__EXERCISE INSTRUCTIONS__
The answer is all of the data, repeated exactly.

__THE DATA__
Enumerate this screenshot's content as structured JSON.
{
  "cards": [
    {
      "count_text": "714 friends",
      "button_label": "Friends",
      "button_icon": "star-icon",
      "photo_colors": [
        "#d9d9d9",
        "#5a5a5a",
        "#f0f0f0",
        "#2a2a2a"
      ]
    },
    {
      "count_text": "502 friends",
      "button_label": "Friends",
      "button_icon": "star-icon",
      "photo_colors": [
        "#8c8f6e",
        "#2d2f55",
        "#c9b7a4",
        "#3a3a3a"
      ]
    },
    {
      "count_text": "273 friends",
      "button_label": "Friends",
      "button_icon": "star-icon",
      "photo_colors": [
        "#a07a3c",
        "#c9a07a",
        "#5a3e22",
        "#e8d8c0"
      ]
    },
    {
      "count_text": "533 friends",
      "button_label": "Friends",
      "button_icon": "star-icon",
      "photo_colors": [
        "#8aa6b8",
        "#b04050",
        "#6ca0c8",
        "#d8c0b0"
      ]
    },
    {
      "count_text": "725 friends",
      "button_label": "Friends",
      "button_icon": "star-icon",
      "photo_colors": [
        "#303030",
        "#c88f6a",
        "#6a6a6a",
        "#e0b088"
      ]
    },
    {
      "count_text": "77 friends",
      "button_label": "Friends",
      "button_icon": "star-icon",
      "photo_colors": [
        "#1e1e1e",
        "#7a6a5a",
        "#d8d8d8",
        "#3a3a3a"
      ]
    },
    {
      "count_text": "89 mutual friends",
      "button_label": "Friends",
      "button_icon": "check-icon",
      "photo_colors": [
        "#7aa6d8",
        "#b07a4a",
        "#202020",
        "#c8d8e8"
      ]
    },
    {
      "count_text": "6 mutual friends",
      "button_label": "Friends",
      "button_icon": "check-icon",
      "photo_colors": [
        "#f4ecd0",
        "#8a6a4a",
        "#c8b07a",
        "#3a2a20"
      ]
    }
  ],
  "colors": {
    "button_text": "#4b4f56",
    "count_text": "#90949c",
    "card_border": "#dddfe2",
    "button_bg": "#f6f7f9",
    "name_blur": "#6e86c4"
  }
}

__WRITTEN RESPONSE__
Enumerate this screenshot's content as structured JSON.
{
  "cards": [
    {
      "count_text": "714 friends",
      "button_label": "Friends",
      "button_icon": "star-icon",
      "photo_colors": [
        "#d9d9d9",
        "#5a5a5a",
        "#f0f0f0",
        "#2a2a2a"
      ]
    },
    {
      "count_text": "502 friends",
      "button_label": "Friends",
      "button_icon": "star-icon",
      "photo_colors": [
        "#8c8f6e",
        "#2d2f55",
        "#c9b7a4",
        "#3a3a3a"
      ]
    },
    {
      "count_text": "273 friends",
      "button_label": "Friends",
      "button_icon": "star-icon",
      "photo_colors": [
        "#a07a3c",
        "#c9a07a",
        "#5a3e22",
        "#e8d8c0"
      ]
    },
    {
      "count_text": "533 friends",
      "button_label": "Friends",
      "button_icon": "star-icon",
      "photo_colors": [
        "#8aa6b8",
        "#b04050",
        "#6ca0c8",
        "#d8c0b0"
      ]
    },
    {
      "count_text": "725 friends",
      "button_label": "Friends",
      "button_icon": "star-icon",
      "photo_colors": [
        "#303030",
        "#c88f6a",
        "#6a6a6a",
        "#e0b088"
      ]
    },
    {
      "count_text": "77 friends",
      "button_label": "Friends",
      "button_icon": "star-icon",
      "photo_colors": [
        "#1e1e1e",
        "#7a6a5a",
        "#d8d8d8",
        "#3a3a3a"
      ]
    },
    {
      "count_text": "89 mutual friends",
      "button_label": "Friends",
      "button_icon": "check-icon",
      "photo_colors": [
        "#7aa6d8",
        "#b07a4a",
        "#202020",
        "#c8d8e8"
      ]
    },
    {
      "count_text": "6 mutual friends",
      "button_label": "Friends",
      "button_icon": "check-icon",
      "photo_colors": [
        "#f4ecd0",
        "#8a6a4a",
        "#c8b07a",
        "#3a2a20"
      ]
    }
  ],
  "colors": {
    "button_text": "#4b4f56",
    "count_text": "#90949c",
    "card_border": "#dddfe2",
    "button_bg": "#f6f7f9",
    "name_blur": "#6e86c4"
  }
}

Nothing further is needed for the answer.